Ettaktol: Amidst further falls in (notoriously unreliable) Tunisian opinion polls, the political bureau of Tunisia’s third major party in the Constituent Assembly attempts a further reshuffling. The party leader, Mustapha ben Jafaar eluded to a potential alliance or fusion of Ettaktol with another political party. Their congress is scheduled for next fall.

CPR: President Moncef Marzouki’s party, the CPR, after a mass exodus of officials from the party, attempted to calm supporters that it was breaking apart. Leaders reports that according to internal sources, the party is engaged at rebuilding its internal structures and recapitalizing its much depleted funds (it reportedly only has 11,000TND, or about $7,000 in its account?!). Regional congresses are scheduled in June.

Republican Party (Former PDP/Afek): The Republican Party (an amalgamation of the PDP and Afeq) has called for a national unity government. Accusing the government of incompetence, Secretary General Maya Jbiri called on the government to admit its defeat and to reconstitute a much reduced caretaker government. Readers may recall that Ennahdha had proposed this after the elections, while PDP leaders said that their duty was to stand in opposition.

PCOT: The Tunisian Communist Part (PCOT) saw another one of its offices attacked, this time just outside Tunis. The  party has been the source of continued harassment in recent weeks. The party stopped short of accusing any party, although other attacks have taken place by Salafi activists in Tunis and in other regions. Meanwhile, the PCOT continues to call for the cancellation of Tunisia’s external debt incurred under Ben Ali. While the issue has been an issue for the PCOT for some time, it was recently resurrected with the election of French president Francois Hollande who indicated support for the measure during a visit to Tunisia last year.

Related political party news: Francis Fukuyama says that the deficiency of Facebook as an organizing tool for political parties is one reason why liberal parties in Arab Spring countries have such trouble against the party machines of Islamist movements. Money quote:

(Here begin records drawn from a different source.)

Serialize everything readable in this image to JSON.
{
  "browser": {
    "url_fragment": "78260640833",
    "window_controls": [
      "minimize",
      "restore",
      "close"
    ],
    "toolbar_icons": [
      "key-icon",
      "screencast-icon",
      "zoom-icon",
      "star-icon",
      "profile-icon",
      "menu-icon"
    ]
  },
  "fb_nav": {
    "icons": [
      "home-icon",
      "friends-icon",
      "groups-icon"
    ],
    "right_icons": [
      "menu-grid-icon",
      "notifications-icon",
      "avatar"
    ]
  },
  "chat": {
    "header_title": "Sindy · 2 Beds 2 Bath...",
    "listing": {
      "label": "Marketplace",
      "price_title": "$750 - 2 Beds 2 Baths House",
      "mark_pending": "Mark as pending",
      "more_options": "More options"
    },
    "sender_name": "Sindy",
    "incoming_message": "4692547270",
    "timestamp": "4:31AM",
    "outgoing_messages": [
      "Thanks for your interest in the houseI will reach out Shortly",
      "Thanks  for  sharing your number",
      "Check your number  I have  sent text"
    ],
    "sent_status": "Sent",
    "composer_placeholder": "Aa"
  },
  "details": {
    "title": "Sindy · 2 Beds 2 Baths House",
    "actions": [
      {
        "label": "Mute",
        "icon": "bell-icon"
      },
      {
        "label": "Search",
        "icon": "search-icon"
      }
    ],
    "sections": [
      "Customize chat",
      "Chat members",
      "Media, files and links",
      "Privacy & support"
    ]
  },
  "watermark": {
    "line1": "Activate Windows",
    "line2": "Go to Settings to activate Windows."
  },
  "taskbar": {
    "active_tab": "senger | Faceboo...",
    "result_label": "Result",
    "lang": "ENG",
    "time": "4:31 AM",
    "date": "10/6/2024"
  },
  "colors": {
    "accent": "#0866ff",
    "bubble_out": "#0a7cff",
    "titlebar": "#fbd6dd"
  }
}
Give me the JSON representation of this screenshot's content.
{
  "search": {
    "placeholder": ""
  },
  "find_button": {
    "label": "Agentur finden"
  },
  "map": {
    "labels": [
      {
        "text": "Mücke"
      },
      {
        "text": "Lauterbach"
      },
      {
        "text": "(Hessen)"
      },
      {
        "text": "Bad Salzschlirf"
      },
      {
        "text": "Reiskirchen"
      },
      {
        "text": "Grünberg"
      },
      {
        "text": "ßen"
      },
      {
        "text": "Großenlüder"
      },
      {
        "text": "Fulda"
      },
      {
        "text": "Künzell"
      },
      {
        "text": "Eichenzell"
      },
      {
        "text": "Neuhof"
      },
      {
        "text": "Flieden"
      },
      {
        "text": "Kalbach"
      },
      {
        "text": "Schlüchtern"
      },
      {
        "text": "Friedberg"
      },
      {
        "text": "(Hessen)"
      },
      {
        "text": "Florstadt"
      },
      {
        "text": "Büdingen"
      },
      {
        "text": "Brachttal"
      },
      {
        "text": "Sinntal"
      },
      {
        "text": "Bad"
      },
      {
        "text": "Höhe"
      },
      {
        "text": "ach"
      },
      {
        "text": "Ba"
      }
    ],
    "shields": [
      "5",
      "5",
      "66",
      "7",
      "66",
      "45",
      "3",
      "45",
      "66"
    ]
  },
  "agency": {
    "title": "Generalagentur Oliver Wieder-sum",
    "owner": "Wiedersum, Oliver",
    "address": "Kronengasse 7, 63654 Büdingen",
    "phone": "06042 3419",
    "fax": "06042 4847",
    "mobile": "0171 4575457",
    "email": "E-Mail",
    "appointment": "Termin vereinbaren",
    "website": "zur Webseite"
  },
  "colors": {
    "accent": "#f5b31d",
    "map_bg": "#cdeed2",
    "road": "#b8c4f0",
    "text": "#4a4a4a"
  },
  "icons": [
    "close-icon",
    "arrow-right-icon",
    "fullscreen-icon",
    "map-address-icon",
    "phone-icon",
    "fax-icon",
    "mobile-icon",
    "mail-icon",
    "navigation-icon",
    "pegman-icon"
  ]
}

[Liberals] could organize protests and demonstrations, and act with often reckless courage to challenge the old regime. But they could not go on to rally around a single candidate, and then engage in the slow, dull, grinding work of organizing a political party that could contest an election, district by district. Political parties exist in order to institutionalize political participation; those who were best at organizing, like the Muslim Brotherhood, have walked off with most of the marbles. Facebook, it seems, produces a sharp, blinding flash in the pan, but it does not generate enough heat over an extended period to warm the house.

More on Tunisian political parties here, here, and here.